I thought I had raised him better than this, but back in his freshmen year of college, my son, Matt, actually lowered himself to dating a girl he had virtually nothing in common with and didn’t like all that much just because she was gorgeous and had a body that would not only “stop a clock,” as the old saying goes, but would warp a significant amount of time and space around it.
Of course, I was appalled.
As a happily married man, I was oblivious her physical attributes at first. In fact, it was my wife who pointed them out to me. “Really,” I told her. “I hadn’t noticed.”
“So why did you shout ‘Good God Almighty!’ the first time Matt showed you a picture of her?” she asked?
She was exaggerating as usual. I vaguely recall making a comment of some sort at the time, but it was only in response to the obvious spirituality and virtue her picture conveyed.
You have probably heard of people being “polar opposites.” I referred to Matt and the young lady, who I will refer to as Miss X, as “bi-polar opposites,” because the thought of them being a couple was downright crazy.
Miss X was the debutante type. Matt was the outdoors, unsophisticated type.
Miss X dressed to impress. A tie was like kryptonite to Superman to Matt.
Matt’s idea of a good time was being up to his kneecaps in swamp muck or paddling along an oxbow lake fishing and dodging alligators.
She drug him to cotillions (whatever those are). She made him attend plays and go to dances (even though he wouldn’t dance if you offered him the location of your secret fishing hole). They attended every kind of church event known to man and one dress-up family gathering after the next.
He hated it.
He complained to me and his mother constantly. His mother in her naiveté asked, “If you hate it so much, why do you go?” Hidden in that question was: Why do you date her?
“I don’t know,” he lied through his evil little teeth.
As the moral compass for my family, I was obviously beside myself over his conduct. To string along some poor, impressionable girl just because of her physical attributes, stellar as those attributes may be, was nothing short of reprehensible. Not knowing what else to do, I sought out the counsel of my fishing buddies. I described her to them in painful detail. I even logged on to her Facebook page and showed them the picture my son had shown me.
“Good God Almighty!” some of them shouted, clearly taken in by her spirituality and virtue.
What to do?
On the advice of my friends, I decided to simply stay out of it and let nature, as they say, take its course. The good news is it did just that.
They had been dating for about six months, when it dawned on my wife that Miss X wasn’t coming around anymore. Matt rarely mentioned her. He has always been a bit tight lipped regarding his personal life, but to hear nothing about her at all was out of the ordinary even for him. When my wife pressed him for information, he finally confessed, “We broke up.”

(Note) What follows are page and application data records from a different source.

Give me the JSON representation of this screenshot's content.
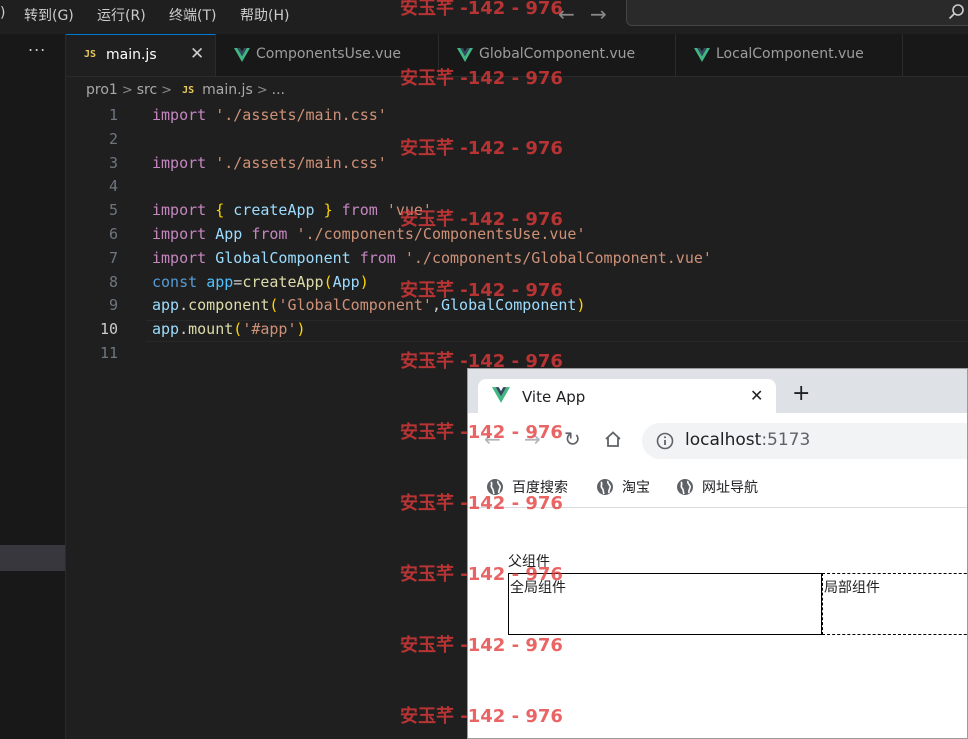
{
  "menubar": {
    "items": [
      ")",
      "转到(G)",
      "运行(R)",
      "终端(T)",
      "帮助(H)"
    ],
    "back_arrow": "←",
    "forward_arrow": "→"
  },
  "sidebar": {
    "more": "..."
  },
  "tabs": [
    {
      "label": "main.js",
      "icon": "js-icon",
      "active": true,
      "close": "✕"
    },
    {
      "label": "ComponentsUse.vue",
      "icon": "vue-icon"
    },
    {
      "label": "GlobalComponent.vue",
      "icon": "vue-icon"
    },
    {
      "label": "LocalComponent.vue",
      "icon": "vue-icon"
    }
  ],
  "breadcrumb": {
    "parts": [
      "pro1",
      "src",
      "main.js",
      "..."
    ],
    "js_badge": "JS"
  },
  "editor": {
    "line_numbers": [
      "1",
      "2",
      "3",
      "4",
      "5",
      "6",
      "7",
      "8",
      "9",
      "10",
      "11"
    ],
    "current_line": 10,
    "tokens": {
      "import": "import",
      "from": "from",
      "const": "const",
      "main_css": "'./assets/main.css'",
      "lb": "{",
      "rb": "}",
      "createApp": "createApp",
      "vue": "'vue'",
      "App": "App",
      "componentsuse_path": "'./components/ComponentsUse.vue'",
      "GlobalComponent": "GlobalComponent",
      "global_path": "'./components/GlobalComponent.vue'",
      "app": "app",
      "eq": "=",
      "lp": "(",
      "rp": ")",
      "dot": ".",
      "component": "component",
      "global_name": "'GlobalComponent'",
      "comma": ",",
      "mount": "mount",
      "app_selector": "'#app'"
    }
  },
  "browser": {
    "tab_title": "Vite App",
    "tab_close": "✕",
    "new_tab": "+",
    "back": "←",
    "forward": "→",
    "reload": "↻",
    "url_host": "localhost",
    "url_port": ":5173",
    "bookmarks": [
      "百度搜索",
      "淘宝",
      "网址导航"
    ],
    "page": {
      "parent_label": "父组件",
      "global_label": "全局组件",
      "local_label": "局部组件"
    }
  },
  "watermark": {
    "text": "安玉芊 -142 - 976"
  },
  "colors": {
    "accent": "#0078d4",
    "vue_green": "#41b883",
    "watermark": "#e33a3a"
  }
}
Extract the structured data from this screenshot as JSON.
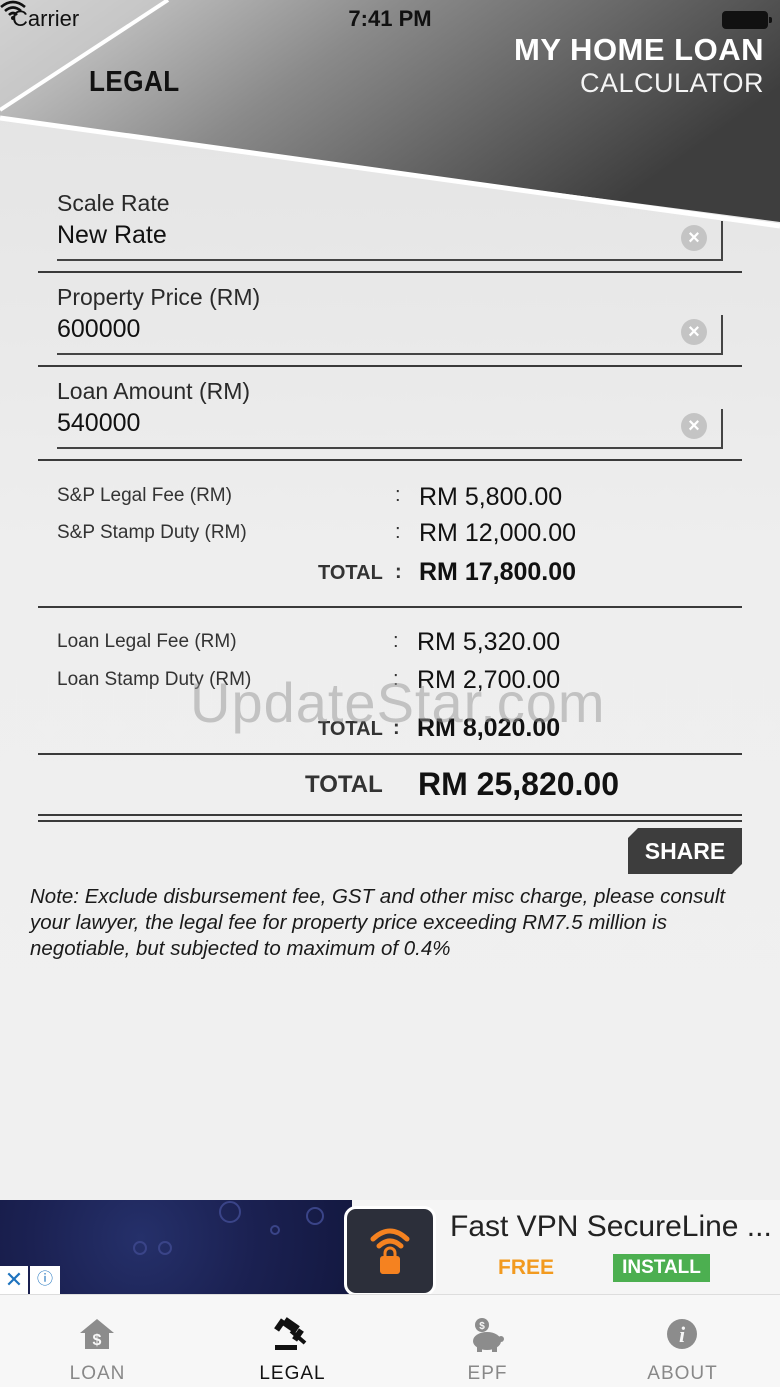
{
  "status_bar": {
    "carrier": "Carrier",
    "time": "7:41 PM"
  },
  "header": {
    "screen_title": "LEGAL",
    "brand_line1": "MY HOME LOAN",
    "brand_line2": "CALCULATOR"
  },
  "fields": {
    "scale_rate": {
      "label": "Scale Rate",
      "value": "New Rate"
    },
    "property_price": {
      "label": "Property Price (RM)",
      "value": "600000"
    },
    "loan_amount": {
      "label": "Loan Amount (RM)",
      "value": "540000"
    }
  },
  "sp": {
    "legal_fee_label": "S&P Legal Fee (RM)",
    "legal_fee_value": "RM 5,800.00",
    "stamp_duty_label": "S&P Stamp Duty (RM)",
    "stamp_duty_value": "RM 12,000.00",
    "total_label": "TOTAL",
    "total_value": "RM 17,800.00"
  },
  "loan": {
    "legal_fee_label": "Loan Legal Fee (RM)",
    "legal_fee_value": "RM 5,320.00",
    "stamp_duty_label": "Loan Stamp Duty (RM)",
    "stamp_duty_value": "RM 2,700.00",
    "total_label": "TOTAL",
    "total_value": "RM 8,020.00"
  },
  "colon": ":",
  "grand_total": {
    "label": "TOTAL",
    "value": "RM 25,820.00"
  },
  "share_label": "SHARE",
  "note": "Note: Exclude disbursement fee, GST and other misc charge, please consult your lawyer, the legal fee for property price exceeding RM7.5 million is negotiable, but subjected to maximum of 0.4%",
  "watermark": "UpdateStar.com",
  "ad": {
    "title": "Fast VPN SecureLine ...",
    "price": "FREE",
    "install_label": "INSTALL"
  },
  "tabs": [
    {
      "label": "LOAN",
      "icon": "house-dollar-icon",
      "active": false
    },
    {
      "label": "LEGAL",
      "icon": "gavel-icon",
      "active": true
    },
    {
      "label": "EPF",
      "icon": "piggy-bank-icon",
      "active": false
    },
    {
      "label": "ABOUT",
      "icon": "info-icon",
      "active": false
    }
  ],
  "colors": {
    "header_dark": "#5a5a5a",
    "tab_inactive": "#888888",
    "ad_price": "#f29a1f",
    "ad_install": "#4caf50"
  }
}
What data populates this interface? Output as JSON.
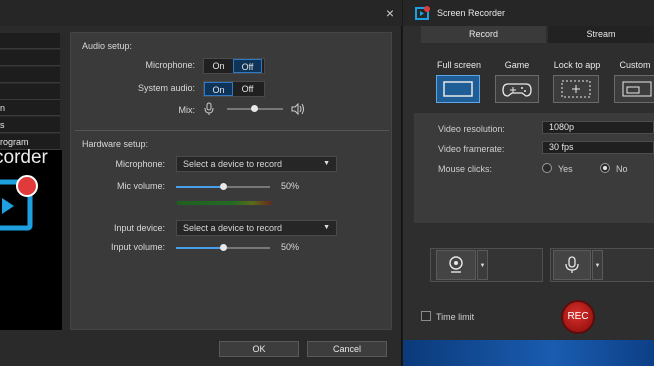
{
  "dialog": {
    "close_icon": "×",
    "nav": [
      "n",
      "s",
      "rogram"
    ],
    "logo_text": "corder",
    "audio": {
      "section_title": "Audio setup:",
      "microphone_label": "Microphone:",
      "system_audio_label": "System audio:",
      "mix_label": "Mix:",
      "on": "On",
      "off": "Off",
      "microphone_value": "Off",
      "system_audio_value": "On",
      "mix_level": 0.5
    },
    "hardware": {
      "section_title": "Hardware setup:",
      "microphone_label": "Microphone:",
      "microphone_placeholder": "Select a device to record",
      "mic_volume_label": "Mic volume:",
      "mic_volume_value": "50%",
      "input_device_label": "Input device:",
      "input_device_placeholder": "Select a device to record",
      "input_volume_label": "Input volume:",
      "input_volume_value": "50%"
    },
    "ok_label": "OK",
    "cancel_label": "Cancel"
  },
  "recorder": {
    "title": "Screen Recorder",
    "tabs": [
      "Record",
      "Stream"
    ],
    "active_tab": "Record",
    "modes": [
      "Full screen",
      "Game",
      "Lock to app",
      "Custom"
    ],
    "selected_mode": "Full screen",
    "video_resolution_label": "Video resolution:",
    "video_resolution_value": "1080p",
    "video_framerate_label": "Video framerate:",
    "video_framerate_value": "30 fps",
    "mouse_clicks_label": "Mouse clicks:",
    "yes_label": "Yes",
    "no_label": "No",
    "mouse_clicks_value": "No",
    "time_limit_label": "Time limit",
    "rec_label": "REC"
  },
  "colors": {
    "accent": "#2f7ac8",
    "rec_red": "#c0201d",
    "logo_blue": "#1ea0e0"
  }
}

To hear him tell it, Miss X gave him an ultimatum: He could spend his time hunting and fishing or he could spend his time with her.
“What did you tell her?” his mother asked.
I knew he was a chip off the old block when he told his mother in all seriousness – and I quote: “I told her the start of deer season is next week. ‘I can’t spend all my time with you.'”
Girls will come and go. Deer hunting lasts forever. He chose deer hunting over some girl. You can imagine my relief. I had raised him right.
That’s not the end of the story, though.
Several months after they broke up, Miss X went on a weekend vacation to Myrtle Beach, South Carolina, with a bunch of her girlfriends. She got there at the tail end of Bike Week, which is the third largest motorcycle rally in the nation. About 350,000 bikers from all over the country descend on the beach for ten days of fun, sun and drunken debauchery. The festivities end with the bikini contest to beat all bikini contests. Tens of thousands attend.
Miss X’s friends talked her into throwing her name, amongst other things, into the ring.
Word got back to us.
Of course, I was instantly saddened to hear about her fall from a prim and proper debutante to some chippy parading around half (or as it turned out considerably more than half) naked in front of a crowd of bikers. I immediately called my fishing buddies and broke the news to them.
“This is terrible,” I told my friend, Charles. “I only hope there isn’t a Biker Week web page with her picture on it.”
Regrettably, there was.
In fact, there were several pictures of her taken from all sorts of angles in shameless high-definition clarity – each photo more unfortunate than the next. All the more troubling, being a cash-strapped college student, it was apparent she lacked the money to buy a bikini that actually fit her.
Tragic, was the general consensus among my friends. In fact, many confessed to having to re-visit the site time and again, unable to rid their mind of her tragic fall from grace
When I asked Matt if he would consider getting back with her now that she won a bikini contest, he told me: “The striped bass are running in the river, Dad.”
It brings a tear to his old man’s eye.